## EXERCISE OBJECTIVE
Report every line of the data where the string "JSON" appears.

Source records:

● ● ● ● ●

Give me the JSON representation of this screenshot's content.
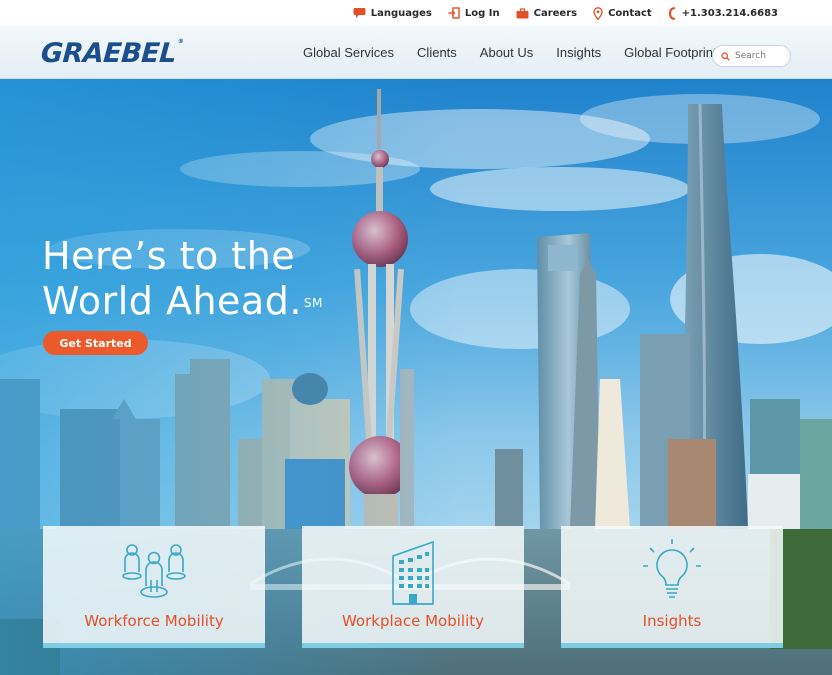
{
  "utility": {
    "languages": "Languages",
    "login": "Log In",
    "careers": "Careers",
    "contact": "Contact",
    "phone": "+1.303.214.6683"
  },
  "brand": {
    "logo_text": "GRAEBEL",
    "logo_mark": "®"
  },
  "nav": {
    "items": [
      {
        "label": "Global Services"
      },
      {
        "label": "Clients"
      },
      {
        "label": "About Us"
      },
      {
        "label": "Insights"
      },
      {
        "label": "Global Footprint"
      }
    ],
    "search_placeholder": "Search"
  },
  "hero": {
    "headline_line1": "Here’s to the",
    "headline_line2": "World Ahead.",
    "headline_mark": "SM",
    "cta_label": "Get Started"
  },
  "cards": [
    {
      "label": "Workforce Mobility",
      "icon": "people-icon"
    },
    {
      "label": "Workplace Mobility",
      "icon": "building-icon"
    },
    {
      "label": "Insights",
      "icon": "lightbulb-icon"
    }
  ],
  "colors": {
    "accent": "#ec5a2c",
    "brand_blue": "#1a4e8c",
    "card_accent": "#7fcde2",
    "icon_teal": "#3aa8c8"
  }
}
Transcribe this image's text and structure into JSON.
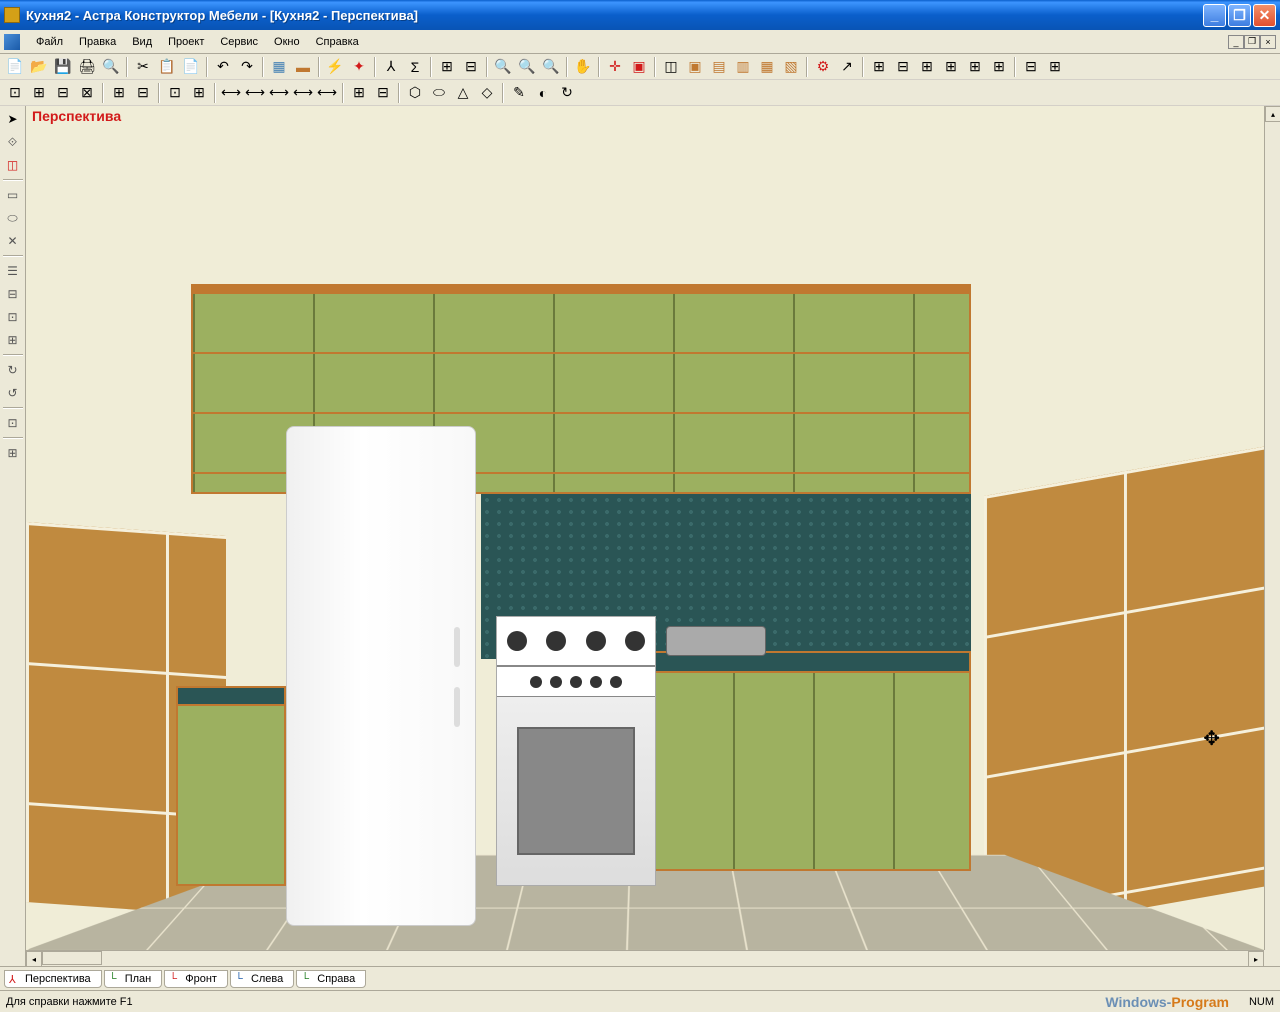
{
  "titlebar": {
    "title": "Кухня2 - Астра Конструктор Мебели - [Кухня2 - Перспектива]"
  },
  "menu": {
    "file": "Файл",
    "edit": "Правка",
    "view": "Вид",
    "project": "Проект",
    "service": "Сервис",
    "window": "Окно",
    "help": "Справка"
  },
  "viewport": {
    "label": "Перспектива"
  },
  "tabs": {
    "perspective": "Перспектива",
    "plan": "План",
    "front": "Фронт",
    "left": "Слева",
    "right": "Справа"
  },
  "statusbar": {
    "help_text": "Для справки нажмите F1",
    "num": "NUM",
    "watermark_1": "Windows-",
    "watermark_2": "Program"
  }
}
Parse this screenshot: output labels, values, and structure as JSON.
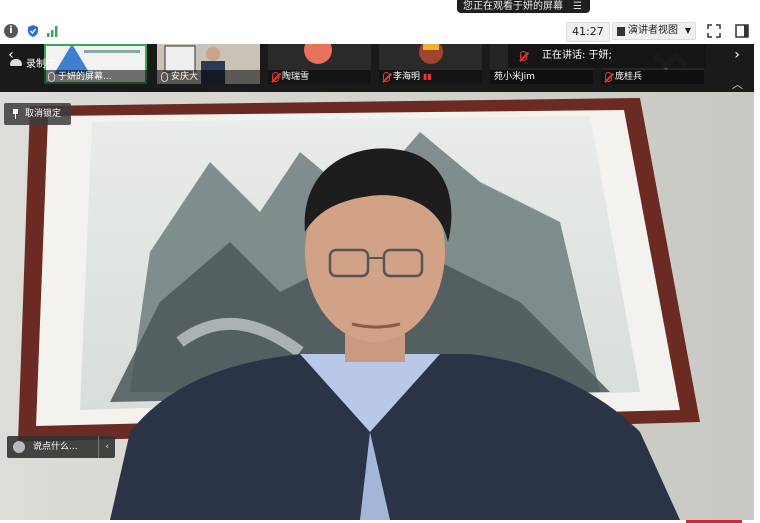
{
  "share_banner": {
    "text": "您正在观看于妍的屏幕",
    "menu_glyph": "☰"
  },
  "toolbar": {
    "timer": "41:27",
    "view_mode": "演讲者视图"
  },
  "recording": {
    "label": "录制中"
  },
  "speaking": {
    "label": "正在讲话: 于妍;"
  },
  "participants": [
    {
      "name": "于妍的屏幕...",
      "muted": false,
      "active": true
    },
    {
      "name": "安庆大",
      "muted": false,
      "active": false
    },
    {
      "name": "陶瑞雪",
      "muted": true,
      "active": false
    },
    {
      "name": "李海明",
      "muted": true,
      "active": false
    },
    {
      "name": "苑小米Jim",
      "muted": false,
      "active": false
    },
    {
      "name": "庞桂兵",
      "muted": true,
      "active": false
    }
  ],
  "unlock_button": {
    "label": "取消锁定"
  },
  "chat": {
    "placeholder": "说点什么...",
    "arrow": "‹"
  },
  "colors": {
    "accent_green": "#3aa657",
    "muted_red": "#e33333",
    "strip_bg": "#1a1a1a"
  }
}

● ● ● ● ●

## EXERCISE OUTPUT
Give me the JSON representation of this screenshot's content.
Transcribe this image's text and structure into JSON.
Parse this screenshot: output labels, values, and structure as JSON.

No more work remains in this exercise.